World Bank Report Highlights Middle East Economic Challenges
(ABU DHABI, UAE) -- A new report from the World Bank finds that problems like gaps between rich and poor, unemployed youth, and gender inequality persist in the Middle East and North Africa (MENA). Titled Unfinished Business, the report published yesterday evaluates progress toward the 2015 Millennium Development Goals (MDG) that were established in 2000.
Halfway to 2015, out of 84 developing countries included in the report, 45 have met or are near meeting the goal of reducing poverty by 50 percent. The others are nowhere near. "Sub-Saharan African countries continue to lag the farthest behind on the poverty reduction MDGs, despite very rapid growth and impressive reductions in poverty in a number of countries since the mid-1990s," the report stated.
In the Gulf, "per capita incomes vary from around $1000 in Yemen and Djibouti to over $15,000" in the UAE and other oil producing countries, according to the report, and the income inequality has been made worse since 2008 by the global financial crisis.
One solution is suggested in the report: "Greater investment in infrastructure is also essential in order to reduce social and spatial disparities and thereby create equitable growth process and social cohesion." But regional expert Dr. Amjad Hossain, Professor of Economics at Al Ain University, is quoted in today's Gulf News newspaper: "The low income countries in the region should develop their local development agenda that will help them to aggressively pursue growth." He added, "Although the wealthy Gulf states could do more, I'm not so sure if the low income countries could benefit from their support without building capacities."

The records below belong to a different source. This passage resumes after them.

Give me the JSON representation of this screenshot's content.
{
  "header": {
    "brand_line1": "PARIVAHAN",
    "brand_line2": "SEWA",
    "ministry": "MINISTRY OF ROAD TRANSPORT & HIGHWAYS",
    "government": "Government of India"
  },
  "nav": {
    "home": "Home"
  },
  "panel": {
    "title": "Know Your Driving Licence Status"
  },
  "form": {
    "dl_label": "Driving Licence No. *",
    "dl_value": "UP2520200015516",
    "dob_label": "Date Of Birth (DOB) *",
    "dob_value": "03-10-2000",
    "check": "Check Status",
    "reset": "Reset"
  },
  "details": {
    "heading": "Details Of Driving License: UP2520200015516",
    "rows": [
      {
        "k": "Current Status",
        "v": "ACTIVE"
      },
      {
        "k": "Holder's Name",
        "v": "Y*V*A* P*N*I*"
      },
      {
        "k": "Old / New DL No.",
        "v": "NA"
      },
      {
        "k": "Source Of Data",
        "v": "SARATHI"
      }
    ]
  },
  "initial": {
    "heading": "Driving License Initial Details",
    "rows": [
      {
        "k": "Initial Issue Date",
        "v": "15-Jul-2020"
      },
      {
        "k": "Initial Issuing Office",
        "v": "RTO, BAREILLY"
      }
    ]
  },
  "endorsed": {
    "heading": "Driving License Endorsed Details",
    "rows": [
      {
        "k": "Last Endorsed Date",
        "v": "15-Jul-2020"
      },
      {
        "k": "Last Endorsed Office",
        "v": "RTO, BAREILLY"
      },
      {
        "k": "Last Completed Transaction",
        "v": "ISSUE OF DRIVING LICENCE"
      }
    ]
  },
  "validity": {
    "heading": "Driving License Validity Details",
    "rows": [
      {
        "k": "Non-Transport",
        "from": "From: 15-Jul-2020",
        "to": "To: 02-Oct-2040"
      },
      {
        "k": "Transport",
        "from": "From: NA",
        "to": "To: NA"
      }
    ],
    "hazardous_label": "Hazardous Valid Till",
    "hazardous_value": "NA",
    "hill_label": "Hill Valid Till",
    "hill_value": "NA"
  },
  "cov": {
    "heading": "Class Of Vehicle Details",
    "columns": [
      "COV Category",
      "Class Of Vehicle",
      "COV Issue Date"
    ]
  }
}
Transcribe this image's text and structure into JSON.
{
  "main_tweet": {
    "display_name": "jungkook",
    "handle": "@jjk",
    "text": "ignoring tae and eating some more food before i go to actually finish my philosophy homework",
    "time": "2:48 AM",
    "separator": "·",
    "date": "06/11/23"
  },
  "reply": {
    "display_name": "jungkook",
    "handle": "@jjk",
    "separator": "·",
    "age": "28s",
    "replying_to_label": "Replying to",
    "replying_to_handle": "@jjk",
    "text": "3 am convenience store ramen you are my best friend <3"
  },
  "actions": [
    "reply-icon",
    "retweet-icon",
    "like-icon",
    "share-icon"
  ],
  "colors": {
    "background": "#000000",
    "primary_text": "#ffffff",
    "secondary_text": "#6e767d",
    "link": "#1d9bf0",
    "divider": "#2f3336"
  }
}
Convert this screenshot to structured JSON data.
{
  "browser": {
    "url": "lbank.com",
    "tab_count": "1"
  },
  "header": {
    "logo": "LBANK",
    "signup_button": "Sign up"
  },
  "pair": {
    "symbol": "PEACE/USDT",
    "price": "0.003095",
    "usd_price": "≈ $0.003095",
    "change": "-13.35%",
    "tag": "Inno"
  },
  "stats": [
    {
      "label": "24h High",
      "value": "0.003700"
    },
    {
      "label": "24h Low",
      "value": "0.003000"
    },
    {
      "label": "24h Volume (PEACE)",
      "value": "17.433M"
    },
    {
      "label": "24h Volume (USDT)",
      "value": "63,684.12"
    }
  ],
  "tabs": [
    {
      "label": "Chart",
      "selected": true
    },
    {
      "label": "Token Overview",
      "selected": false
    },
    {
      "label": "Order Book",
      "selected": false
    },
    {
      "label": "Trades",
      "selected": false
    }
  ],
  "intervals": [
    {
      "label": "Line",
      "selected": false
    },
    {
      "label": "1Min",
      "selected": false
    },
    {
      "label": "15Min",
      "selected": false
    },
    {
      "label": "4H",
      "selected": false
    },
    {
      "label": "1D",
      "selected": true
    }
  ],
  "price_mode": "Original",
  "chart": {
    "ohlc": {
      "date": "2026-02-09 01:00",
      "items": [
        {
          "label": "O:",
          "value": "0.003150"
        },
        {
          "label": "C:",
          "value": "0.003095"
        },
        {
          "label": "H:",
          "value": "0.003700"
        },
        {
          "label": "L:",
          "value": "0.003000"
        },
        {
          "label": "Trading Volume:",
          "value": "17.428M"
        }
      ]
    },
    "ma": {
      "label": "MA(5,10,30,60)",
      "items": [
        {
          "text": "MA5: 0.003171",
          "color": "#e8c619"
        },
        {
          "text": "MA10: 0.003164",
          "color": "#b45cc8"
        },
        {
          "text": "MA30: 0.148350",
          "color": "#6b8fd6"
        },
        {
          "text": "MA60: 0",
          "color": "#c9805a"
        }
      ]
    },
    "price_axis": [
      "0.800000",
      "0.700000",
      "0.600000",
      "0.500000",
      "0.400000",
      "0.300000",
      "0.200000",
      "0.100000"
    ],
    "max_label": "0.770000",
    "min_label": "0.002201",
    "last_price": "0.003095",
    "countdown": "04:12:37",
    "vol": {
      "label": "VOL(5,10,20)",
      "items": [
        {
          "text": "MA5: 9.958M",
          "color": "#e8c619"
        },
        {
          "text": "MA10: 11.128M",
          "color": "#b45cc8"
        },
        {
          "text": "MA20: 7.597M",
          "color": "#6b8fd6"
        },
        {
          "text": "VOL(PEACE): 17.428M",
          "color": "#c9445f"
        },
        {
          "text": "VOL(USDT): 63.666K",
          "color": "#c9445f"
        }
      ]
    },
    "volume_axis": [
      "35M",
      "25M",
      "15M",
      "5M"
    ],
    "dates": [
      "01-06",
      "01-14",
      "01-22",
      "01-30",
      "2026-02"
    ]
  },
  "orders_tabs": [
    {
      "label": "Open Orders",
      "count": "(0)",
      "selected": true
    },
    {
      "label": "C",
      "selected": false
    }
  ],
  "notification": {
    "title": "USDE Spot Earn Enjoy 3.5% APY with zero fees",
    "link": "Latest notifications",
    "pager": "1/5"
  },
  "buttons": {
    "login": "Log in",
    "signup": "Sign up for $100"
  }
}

The World Bank said in the report, "We need to do more, and do it better," and added "The World Bank is using the full range of its financial and knowledge services to help create economic opportunities and improve the living conditions of millions of poor people in middle income and low income countries."